As the blogger Ian Millhiser pointed out on the Think Progress, Bader Ginsburg meant that same-sex marriages were inconceivable when marriage was defined by gender roles that assert male dominance. By removing patriarchy from marriage, the inherent egalitarianism of same-sex marriage becomes an undeniable possibility.

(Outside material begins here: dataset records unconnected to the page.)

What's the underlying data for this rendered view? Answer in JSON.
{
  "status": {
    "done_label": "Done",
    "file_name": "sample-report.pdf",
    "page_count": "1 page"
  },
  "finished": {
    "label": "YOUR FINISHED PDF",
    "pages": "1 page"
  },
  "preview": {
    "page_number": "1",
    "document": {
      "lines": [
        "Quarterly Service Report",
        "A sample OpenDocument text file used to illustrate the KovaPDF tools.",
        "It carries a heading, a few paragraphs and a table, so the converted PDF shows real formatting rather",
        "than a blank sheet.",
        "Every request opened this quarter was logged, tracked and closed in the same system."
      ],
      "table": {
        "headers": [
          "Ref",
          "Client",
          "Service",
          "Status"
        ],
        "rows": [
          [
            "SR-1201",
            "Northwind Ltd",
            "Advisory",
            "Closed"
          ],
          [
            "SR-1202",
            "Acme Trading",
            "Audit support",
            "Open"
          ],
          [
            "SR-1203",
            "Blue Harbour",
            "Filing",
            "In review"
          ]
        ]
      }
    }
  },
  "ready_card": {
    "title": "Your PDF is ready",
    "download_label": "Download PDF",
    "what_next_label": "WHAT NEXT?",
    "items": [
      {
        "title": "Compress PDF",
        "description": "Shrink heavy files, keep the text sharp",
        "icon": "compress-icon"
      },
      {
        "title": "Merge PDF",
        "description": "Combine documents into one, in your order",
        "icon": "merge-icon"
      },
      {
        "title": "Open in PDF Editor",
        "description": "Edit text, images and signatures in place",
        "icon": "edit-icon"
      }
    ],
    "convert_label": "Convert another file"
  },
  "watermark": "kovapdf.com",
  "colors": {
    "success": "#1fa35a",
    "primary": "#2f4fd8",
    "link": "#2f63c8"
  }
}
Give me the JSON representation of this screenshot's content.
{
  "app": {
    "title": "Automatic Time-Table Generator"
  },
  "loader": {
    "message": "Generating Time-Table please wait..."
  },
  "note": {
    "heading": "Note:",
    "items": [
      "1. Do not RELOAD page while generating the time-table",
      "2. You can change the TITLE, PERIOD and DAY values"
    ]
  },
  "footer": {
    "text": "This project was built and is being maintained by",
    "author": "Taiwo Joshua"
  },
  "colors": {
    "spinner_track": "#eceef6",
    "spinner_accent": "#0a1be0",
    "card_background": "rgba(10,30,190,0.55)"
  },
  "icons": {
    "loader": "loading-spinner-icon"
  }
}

Sitting in that courtroom, I realized that Justice Bader Ginsburg just unwittingly forwarded a critically important insight about the Torah that I have been trying to articulate for some time. In the book of Leviticus, we read the infamous injunction against homosexuality (Leviticus 18:22): “Do not lie with a male as you lie with a female. It is an abomination.” Justice Bader Ginsburg clarified Leviticus’ problem with homosexual unions: in a patriarchal society, putting a male in the “role of a woman” was considered an act of abuse and debasement. In our modern discourse, however, we have moved on to egalitarianism. We seek no longer to define gender or marriage by roles of dominance and subordination.

In effect, Justice Bader Ginsburg pointed out that marriage has already been fundamentally redefined in our society; that limiting the definition of marriage solely to a man and a woman is dangerously anachronistic if we indeed strive for the more just value of egalitarianism. And indeed, in non-Orthodox Judaism we have moved on. When I sit with couples who are about to get married, I explain to them about the patriarchal language of the ketubah, a Jewish marriage contract. I point out the way that the wedding ceremony had its roots in the male “acquiring” the female. We acknowledge this past together and then agree to add onto the ceremony rituals that reflect our modern values of equal partnership in marriage.

Justice Ruth Bader Ginsburg, therefore, has taught some of the most important Torah of our time. Like Rabbeinu Gershom, who responded to the changed reality of his time a millenium ago by banning the abusive practice of polygamy, Bader Ginsburg sees a need to respond to the changed realities of our time as well. She teaches us not in a Jewish context, but in an American one, as her insights resonate deeply with Jewish wisdom.

Jews have a long tradition of re-framing and changing our understanding of injunctions and permissions based on new insights about justice and compassion. Bader Ginsburg’s wisdom shows us how we must respond to ancient texts that vilify homosexuality and seemingly preclude same-sex marriage: by following the rabbinic process of embracing change for the sake of human dignity, justice, and holiness.

Gil Steinlauf is a Senior Rabbi at Adas Congregation in Washington, DC.